» Prompt
Copy out each line of the data that includes the string "bold".

» Provided data
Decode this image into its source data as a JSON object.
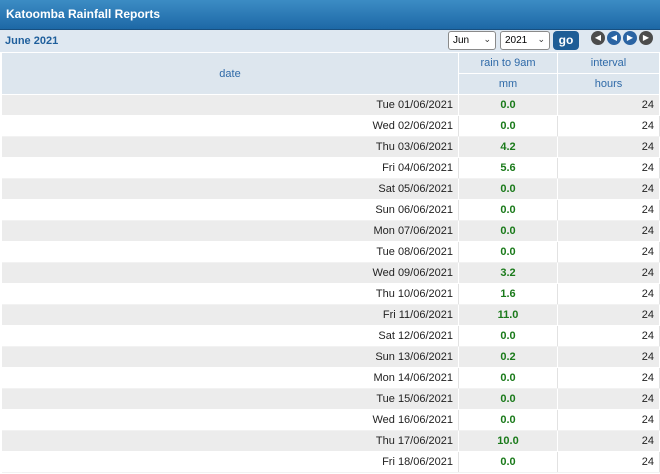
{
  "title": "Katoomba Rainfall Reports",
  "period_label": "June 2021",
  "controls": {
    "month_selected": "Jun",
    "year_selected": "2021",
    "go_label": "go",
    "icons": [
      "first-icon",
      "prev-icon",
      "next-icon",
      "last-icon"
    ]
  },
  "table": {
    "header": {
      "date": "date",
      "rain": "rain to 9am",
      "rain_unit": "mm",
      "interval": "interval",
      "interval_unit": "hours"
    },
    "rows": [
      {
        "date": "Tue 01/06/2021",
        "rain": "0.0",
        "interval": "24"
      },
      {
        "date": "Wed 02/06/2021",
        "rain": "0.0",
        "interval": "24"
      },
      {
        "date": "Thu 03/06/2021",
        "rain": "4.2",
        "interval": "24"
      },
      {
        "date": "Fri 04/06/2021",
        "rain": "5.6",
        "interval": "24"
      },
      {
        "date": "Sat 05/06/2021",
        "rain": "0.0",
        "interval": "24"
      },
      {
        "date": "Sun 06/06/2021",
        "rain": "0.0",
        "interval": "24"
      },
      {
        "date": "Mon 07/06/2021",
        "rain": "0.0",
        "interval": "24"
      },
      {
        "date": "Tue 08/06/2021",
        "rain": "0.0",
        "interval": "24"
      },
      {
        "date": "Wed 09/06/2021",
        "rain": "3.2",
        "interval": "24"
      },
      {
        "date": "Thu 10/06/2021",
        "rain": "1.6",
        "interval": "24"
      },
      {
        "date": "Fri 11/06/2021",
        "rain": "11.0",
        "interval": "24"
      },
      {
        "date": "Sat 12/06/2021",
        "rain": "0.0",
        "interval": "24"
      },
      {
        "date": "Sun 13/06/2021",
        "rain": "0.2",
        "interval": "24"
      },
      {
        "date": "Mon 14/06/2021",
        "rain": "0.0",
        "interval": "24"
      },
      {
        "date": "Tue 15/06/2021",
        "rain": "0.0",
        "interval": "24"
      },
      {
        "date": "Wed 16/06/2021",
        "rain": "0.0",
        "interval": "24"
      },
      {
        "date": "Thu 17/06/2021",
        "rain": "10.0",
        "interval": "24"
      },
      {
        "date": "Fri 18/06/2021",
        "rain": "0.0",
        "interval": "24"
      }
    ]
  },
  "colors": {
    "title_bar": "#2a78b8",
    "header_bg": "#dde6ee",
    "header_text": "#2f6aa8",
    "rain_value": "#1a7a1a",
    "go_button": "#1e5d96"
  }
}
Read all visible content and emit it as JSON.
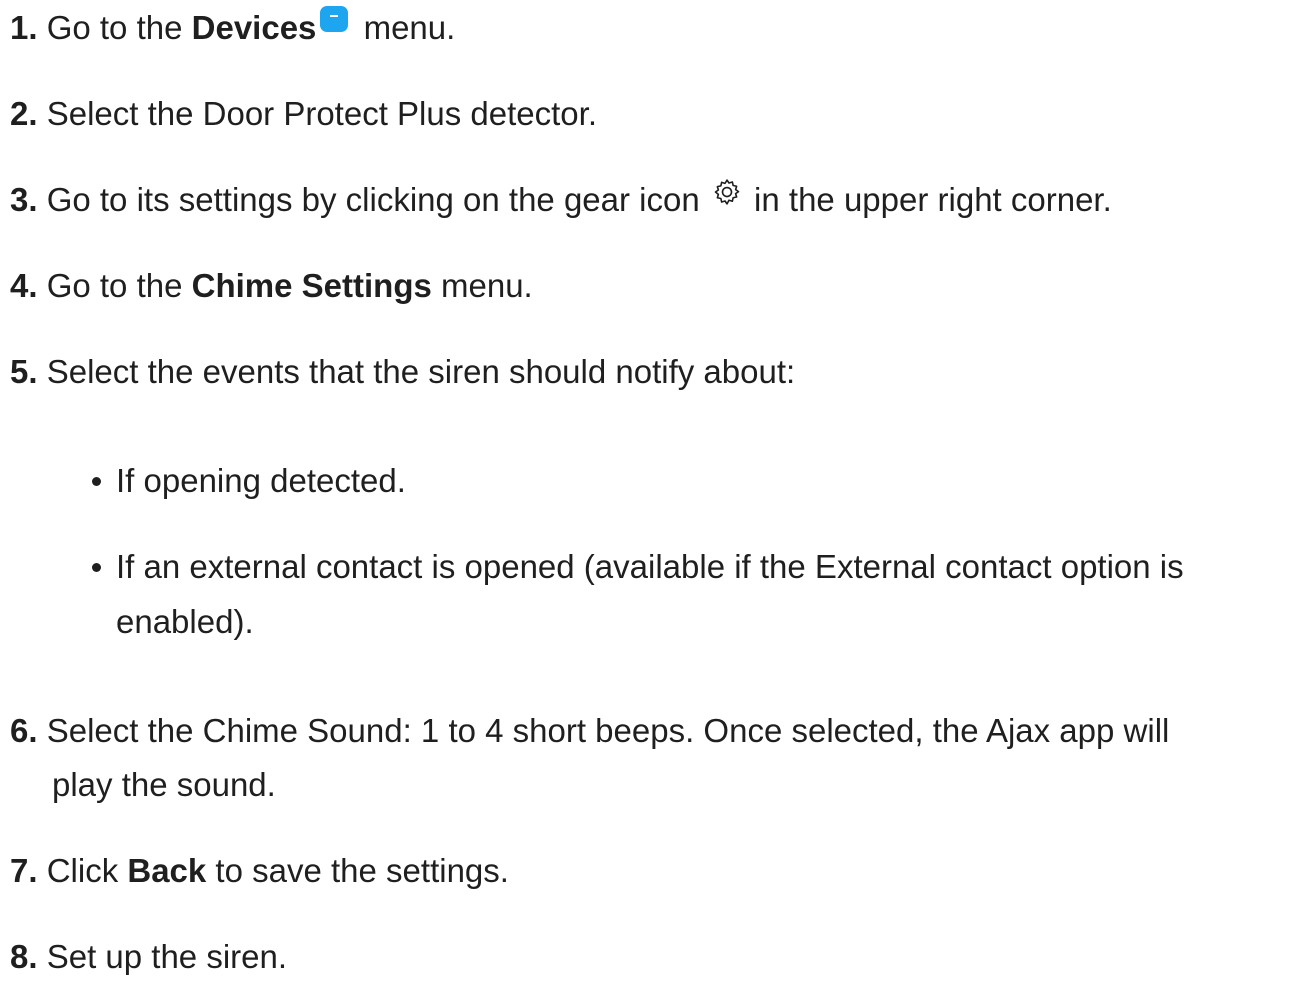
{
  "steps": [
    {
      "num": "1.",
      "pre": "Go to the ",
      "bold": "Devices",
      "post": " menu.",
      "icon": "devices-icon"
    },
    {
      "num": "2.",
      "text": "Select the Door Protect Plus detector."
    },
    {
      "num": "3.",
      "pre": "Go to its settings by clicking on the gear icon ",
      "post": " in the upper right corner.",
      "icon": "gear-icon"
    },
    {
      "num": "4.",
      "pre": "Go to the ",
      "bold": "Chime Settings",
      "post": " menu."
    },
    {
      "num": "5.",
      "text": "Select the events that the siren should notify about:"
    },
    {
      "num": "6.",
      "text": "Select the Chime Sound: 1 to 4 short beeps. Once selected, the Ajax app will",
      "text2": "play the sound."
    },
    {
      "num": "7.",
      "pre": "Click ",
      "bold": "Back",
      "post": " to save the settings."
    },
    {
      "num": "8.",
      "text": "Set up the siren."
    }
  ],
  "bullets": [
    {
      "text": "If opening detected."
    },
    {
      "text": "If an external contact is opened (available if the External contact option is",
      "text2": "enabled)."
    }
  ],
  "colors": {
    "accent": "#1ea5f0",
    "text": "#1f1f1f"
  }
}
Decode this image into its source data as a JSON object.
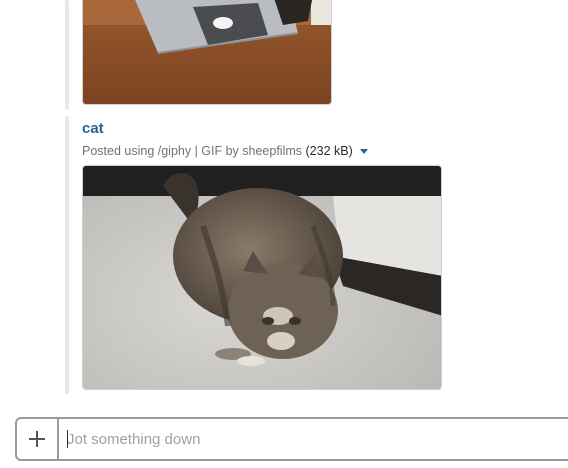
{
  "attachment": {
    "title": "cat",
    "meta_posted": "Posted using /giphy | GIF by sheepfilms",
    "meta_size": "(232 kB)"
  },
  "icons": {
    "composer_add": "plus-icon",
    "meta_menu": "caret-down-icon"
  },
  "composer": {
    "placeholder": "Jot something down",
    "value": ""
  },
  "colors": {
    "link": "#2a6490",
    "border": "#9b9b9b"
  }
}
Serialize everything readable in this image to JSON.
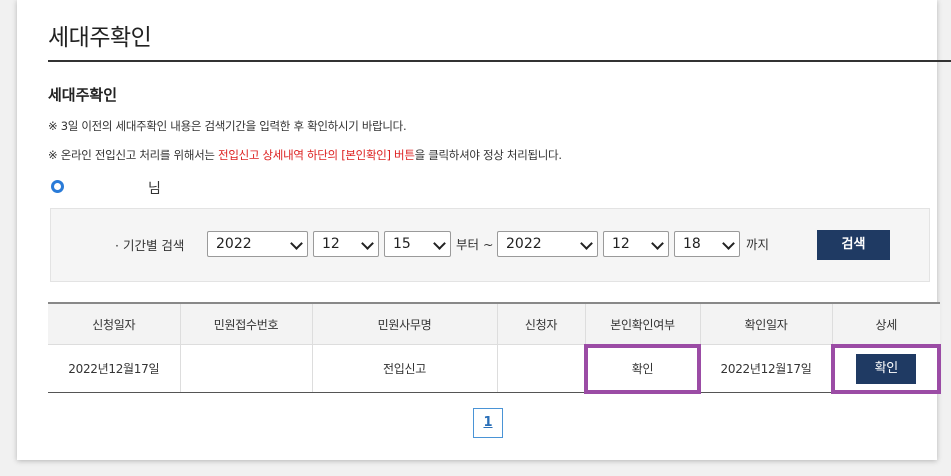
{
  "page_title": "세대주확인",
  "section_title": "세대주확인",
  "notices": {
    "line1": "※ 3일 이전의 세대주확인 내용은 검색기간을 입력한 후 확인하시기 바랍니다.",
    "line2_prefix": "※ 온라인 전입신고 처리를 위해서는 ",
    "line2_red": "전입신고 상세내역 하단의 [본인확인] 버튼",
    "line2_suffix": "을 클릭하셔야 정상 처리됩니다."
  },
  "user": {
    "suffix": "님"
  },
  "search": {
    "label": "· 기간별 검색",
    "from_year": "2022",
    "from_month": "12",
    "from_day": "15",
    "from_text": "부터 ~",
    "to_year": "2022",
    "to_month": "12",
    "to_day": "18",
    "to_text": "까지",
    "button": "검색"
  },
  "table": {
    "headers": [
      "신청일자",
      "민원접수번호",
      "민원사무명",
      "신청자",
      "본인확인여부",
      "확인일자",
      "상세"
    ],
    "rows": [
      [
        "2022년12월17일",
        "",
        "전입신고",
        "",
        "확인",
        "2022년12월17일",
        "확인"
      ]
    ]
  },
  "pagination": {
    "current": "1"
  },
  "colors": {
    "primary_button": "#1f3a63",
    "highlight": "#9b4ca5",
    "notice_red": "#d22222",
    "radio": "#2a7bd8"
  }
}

» Task solution
      "bold": "Devices",
      "bold": "Chime Settings",
      "bold": "Back",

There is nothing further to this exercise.